[RECORDS TO USE — start]

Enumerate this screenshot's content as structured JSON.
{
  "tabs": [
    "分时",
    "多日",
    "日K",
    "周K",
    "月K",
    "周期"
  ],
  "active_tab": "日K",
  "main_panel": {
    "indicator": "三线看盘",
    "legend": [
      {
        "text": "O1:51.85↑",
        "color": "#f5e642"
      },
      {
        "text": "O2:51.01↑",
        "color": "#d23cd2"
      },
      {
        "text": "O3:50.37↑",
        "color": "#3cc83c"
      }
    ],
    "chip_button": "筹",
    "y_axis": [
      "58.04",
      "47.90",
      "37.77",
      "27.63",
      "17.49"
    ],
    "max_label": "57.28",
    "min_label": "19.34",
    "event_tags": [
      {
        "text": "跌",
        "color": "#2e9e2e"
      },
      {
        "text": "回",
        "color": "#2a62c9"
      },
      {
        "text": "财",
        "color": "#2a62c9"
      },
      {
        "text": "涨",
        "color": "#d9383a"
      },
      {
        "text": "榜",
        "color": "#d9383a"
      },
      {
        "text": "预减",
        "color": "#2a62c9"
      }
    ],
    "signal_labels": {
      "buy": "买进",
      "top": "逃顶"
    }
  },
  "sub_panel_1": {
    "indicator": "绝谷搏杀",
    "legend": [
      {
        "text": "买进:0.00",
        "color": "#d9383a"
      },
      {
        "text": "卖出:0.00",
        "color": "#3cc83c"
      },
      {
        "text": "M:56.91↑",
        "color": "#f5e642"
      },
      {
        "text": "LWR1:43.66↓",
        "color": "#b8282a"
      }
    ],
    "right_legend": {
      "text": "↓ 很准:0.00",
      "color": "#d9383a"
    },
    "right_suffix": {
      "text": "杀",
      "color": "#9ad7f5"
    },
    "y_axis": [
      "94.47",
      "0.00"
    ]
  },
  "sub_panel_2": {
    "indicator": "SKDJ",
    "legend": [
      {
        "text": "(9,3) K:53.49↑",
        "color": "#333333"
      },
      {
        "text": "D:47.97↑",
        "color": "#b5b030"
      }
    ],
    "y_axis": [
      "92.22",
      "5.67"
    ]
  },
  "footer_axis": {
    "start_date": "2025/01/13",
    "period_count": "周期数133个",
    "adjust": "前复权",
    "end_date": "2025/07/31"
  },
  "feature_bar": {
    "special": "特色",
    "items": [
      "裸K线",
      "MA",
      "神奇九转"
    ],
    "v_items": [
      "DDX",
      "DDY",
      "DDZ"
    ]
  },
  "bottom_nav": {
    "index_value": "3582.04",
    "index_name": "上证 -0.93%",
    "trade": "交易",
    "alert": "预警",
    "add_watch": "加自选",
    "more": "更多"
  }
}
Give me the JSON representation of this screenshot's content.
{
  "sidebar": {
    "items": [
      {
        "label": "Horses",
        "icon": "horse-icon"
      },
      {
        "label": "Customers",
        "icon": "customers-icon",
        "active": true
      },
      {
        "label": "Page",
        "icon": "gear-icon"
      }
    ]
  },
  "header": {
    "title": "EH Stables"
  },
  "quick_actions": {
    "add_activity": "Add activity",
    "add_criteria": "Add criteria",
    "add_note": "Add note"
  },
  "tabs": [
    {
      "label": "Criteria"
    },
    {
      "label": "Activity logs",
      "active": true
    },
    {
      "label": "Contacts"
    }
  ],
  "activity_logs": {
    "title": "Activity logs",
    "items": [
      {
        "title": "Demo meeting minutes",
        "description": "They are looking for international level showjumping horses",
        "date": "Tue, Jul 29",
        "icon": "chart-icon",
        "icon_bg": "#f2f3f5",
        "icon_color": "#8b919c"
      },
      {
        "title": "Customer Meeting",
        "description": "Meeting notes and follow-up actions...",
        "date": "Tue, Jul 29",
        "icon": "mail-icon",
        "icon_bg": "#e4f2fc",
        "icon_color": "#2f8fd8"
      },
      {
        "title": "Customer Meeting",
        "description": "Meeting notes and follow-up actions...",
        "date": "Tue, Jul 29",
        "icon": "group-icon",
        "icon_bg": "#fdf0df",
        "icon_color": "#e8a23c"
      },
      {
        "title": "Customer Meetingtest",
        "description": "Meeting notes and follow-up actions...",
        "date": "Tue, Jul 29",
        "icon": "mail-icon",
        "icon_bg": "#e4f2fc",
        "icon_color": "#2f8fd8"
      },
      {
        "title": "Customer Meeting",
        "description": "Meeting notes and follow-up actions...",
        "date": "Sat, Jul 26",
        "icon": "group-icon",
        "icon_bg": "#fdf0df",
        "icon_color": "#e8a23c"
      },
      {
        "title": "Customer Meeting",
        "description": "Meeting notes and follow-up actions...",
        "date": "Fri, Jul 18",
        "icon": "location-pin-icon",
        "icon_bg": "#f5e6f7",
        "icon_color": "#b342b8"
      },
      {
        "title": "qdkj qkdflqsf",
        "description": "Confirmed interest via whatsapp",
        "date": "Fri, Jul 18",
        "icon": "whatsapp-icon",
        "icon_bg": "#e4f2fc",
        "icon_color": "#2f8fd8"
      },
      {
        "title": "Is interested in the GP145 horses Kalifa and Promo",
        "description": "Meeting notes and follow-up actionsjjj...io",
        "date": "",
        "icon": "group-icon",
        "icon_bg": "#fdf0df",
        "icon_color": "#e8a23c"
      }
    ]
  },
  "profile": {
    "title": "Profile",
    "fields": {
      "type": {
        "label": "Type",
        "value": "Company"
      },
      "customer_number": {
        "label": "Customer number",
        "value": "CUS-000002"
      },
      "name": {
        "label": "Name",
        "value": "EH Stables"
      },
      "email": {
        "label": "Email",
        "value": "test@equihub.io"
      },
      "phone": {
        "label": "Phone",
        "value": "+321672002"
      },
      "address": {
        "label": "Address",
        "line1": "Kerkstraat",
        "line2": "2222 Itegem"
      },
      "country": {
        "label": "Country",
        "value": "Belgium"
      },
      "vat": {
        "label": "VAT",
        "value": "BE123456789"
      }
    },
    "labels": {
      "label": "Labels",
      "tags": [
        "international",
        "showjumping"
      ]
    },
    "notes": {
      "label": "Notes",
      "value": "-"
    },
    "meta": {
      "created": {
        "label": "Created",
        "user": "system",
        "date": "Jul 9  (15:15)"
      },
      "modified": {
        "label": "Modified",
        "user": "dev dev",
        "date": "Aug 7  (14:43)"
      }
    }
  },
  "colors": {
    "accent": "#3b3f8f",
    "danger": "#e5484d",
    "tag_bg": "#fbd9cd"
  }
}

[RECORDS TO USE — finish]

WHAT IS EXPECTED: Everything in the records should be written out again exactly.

THE COMPLETED TASK:
Enumerate this screenshot's content as structured JSON.
{
  "tabs": [
    "分时",
    "多日",
    "日K",
    "周K",
    "月K",
    "周期"
  ],
  "active_tab": "日K",
  "main_panel": {
    "indicator": "三线看盘",
    "legend": [
      {
        "text": "O1:51.85↑",
        "color": "#f5e642"
      },
      {
        "text": "O2:51.01↑",
        "color": "#d23cd2"
      },
      {
        "text": "O3:50.37↑",
        "color": "#3cc83c"
      }
    ],
    "chip_button": "筹",
    "y_axis": [
      "58.04",
      "47.90",
      "37.77",
      "27.63",
      "17.49"
    ],
    "max_label": "57.28",
    "min_label": "19.34",
    "event_tags": [
      {
        "text": "跌",
        "color": "#2e9e2e"
      },
      {
        "text": "回",
        "color": "#2a62c9"
      },
      {
        "text": "财",
        "color": "#2a62c9"
      },
      {
        "text": "涨",
        "color": "#d9383a"
      },
      {
        "text": "榜",
        "color": "#d9383a"
      },
      {
        "text": "预减",
        "color": "#2a62c9"
      }
    ],
    "signal_labels": {
      "buy": "买进",
      "top": "逃顶"
    }
  },
  "sub_panel_1": {
    "indicator": "绝谷搏杀",
    "legend": [
      {
        "text": "买进:0.00",
        "color": "#d9383a"
      },
      {
        "text": "卖出:0.00",
        "color": "#3cc83c"
      },
      {
        "text": "M:56.91↑",
        "color": "#f5e642"
      },
      {
        "text": "LWR1:43.66↓",
        "color": "#b8282a"
      }
    ],
    "right_legend": {
      "text": "↓ 很准:0.00",
      "color": "#d9383a"
    },
    "right_suffix": {
      "text": "杀",
      "color": "#9ad7f5"
    },
    "y_axis": [
      "94.47",
      "0.00"
    ]
  },
  "sub_panel_2": {
    "indicator": "SKDJ",
    "legend": [
      {
        "text": "(9,3) K:53.49↑",
        "color": "#333333"
      },
      {
        "text": "D:47.97↑",
        "color": "#b5b030"
      }
    ],
    "y_axis": [
      "92.22",
      "5.67"
    ]
  },
  "footer_axis": {
    "start_date": "2025/01/13",
    "period_count": "周期数133个",
    "adjust": "前复权",
    "end_date": "2025/07/31"
  },
  "feature_bar": {
    "special": "特色",
    "items": [
      "裸K线",
      "MA",
      "神奇九转"
    ],
    "v_items": [
      "DDX",
      "DDY",
      "DDZ"
    ]
  },
  "bottom_nav": {
    "index_value": "3582.04",
    "index_name": "上证 -0.93%",
    "trade": "交易",
    "alert": "预警",
    "add_watch": "加自选",
    "more": "更多"
  }
}
Give me the JSON representation of this screenshot's content.
{
  "sidebar": {
    "items": [
      {
        "label": "Horses",
        "icon": "horse-icon"
      },
      {
        "label": "Customers",
        "icon": "customers-icon",
        "active": true
      },
      {
        "label": "Page",
        "icon": "gear-icon"
      }
    ]
  },
  "header": {
    "title": "EH Stables"
  },
  "quick_actions": {
    "add_activity": "Add activity",
    "add_criteria": "Add criteria",
    "add_note": "Add note"
  },
  "tabs": [
    {
      "label": "Criteria"
    },
    {
      "label": "Activity logs",
      "active": true
    },
    {
      "label": "Contacts"
    }
  ],
  "activity_logs": {
    "title": "Activity logs",
    "items": [
      {
        "title": "Demo meeting minutes",
        "description": "They are looking for international level showjumping horses",
        "date": "Tue, Jul 29",
        "icon": "chart-icon",
        "icon_bg": "#f2f3f5",
        "icon_color": "#8b919c"
      },
      {
        "title": "Customer Meeting",
        "description": "Meeting notes and follow-up actions...",
        "date": "Tue, Jul 29",
        "icon": "mail-icon",
        "icon_bg": "#e4f2fc",
        "icon_color": "#2f8fd8"
      },
      {
        "title": "Customer Meeting",
        "description": "Meeting notes and follow-up actions...",
        "date": "Tue, Jul 29",
        "icon": "group-icon",
        "icon_bg": "#fdf0df",
        "icon_color": "#e8a23c"
      },
      {
        "title": "Customer Meetingtest",
        "description": "Meeting notes and follow-up actions...",
        "date": "Tue, Jul 29",
        "icon": "mail-icon",
        "icon_bg": "#e4f2fc",
        "icon_color": "#2f8fd8"
      },
      {
        "title": "Customer Meeting",
        "description": "Meeting notes and follow-up actions...",
        "date": "Sat, Jul 26",
        "icon": "group-icon",
        "icon_bg": "#fdf0df",
        "icon_color": "#e8a23c"
      },
      {
        "title": "Customer Meeting",
        "description": "Meeting notes and follow-up actions...",
        "date": "Fri, Jul 18",
        "icon": "location-pin-icon",
        "icon_bg": "#f5e6f7",
        "icon_color": "#b342b8"
      },
      {
        "title": "qdkj qkdflqsf",
        "description": "Confirmed interest via whatsapp",
        "date": "Fri, Jul 18",
        "icon": "whatsapp-icon",
        "icon_bg": "#e4f2fc",
        "icon_color": "#2f8fd8"
      },
      {
        "title": "Is interested in the GP145 horses Kalifa and Promo",
        "description": "Meeting notes and follow-up actionsjjj...io",
        "date": "",
        "icon": "group-icon",
        "icon_bg": "#fdf0df",
        "icon_color": "#e8a23c"
      }
    ]
  },
  "profile": {
    "title": "Profile",
    "fields": {
      "type": {
        "label": "Type",
        "value": "Company"
      },
      "customer_number": {
        "label": "Customer number",
        "value": "CUS-000002"
      },
      "name": {
        "label": "Name",
        "value": "EH Stables"
      },
      "email": {
        "label": "Email",
        "value": "test@equihub.io"
      },
      "phone": {
        "label": "Phone",
        "value": "+321672002"
      },
      "address": {
        "label": "Address",
        "line1": "Kerkstraat",
        "line2": "2222 Itegem"
      },
      "country": {
        "label": "Country",
        "value": "Belgium"
      },
      "vat": {
        "label": "VAT",
        "value": "BE123456789"
      }
    },
    "labels": {
      "label": "Labels",
      "tags": [
        "international",
        "showjumping"
      ]
    },
    "notes": {
      "label": "Notes",
      "value": "-"
    },
    "meta": {
      "created": {
        "label": "Created",
        "user": "system",
        "date": "Jul 9  (15:15)"
      },
      "modified": {
        "label": "Modified",
        "user": "dev dev",
        "date": "Aug 7  (14:43)"
      }
    }
  },
  "colors": {
    "accent": "#3b3f8f",
    "danger": "#e5484d",
    "tag_bg": "#fbd9cd"
  }
}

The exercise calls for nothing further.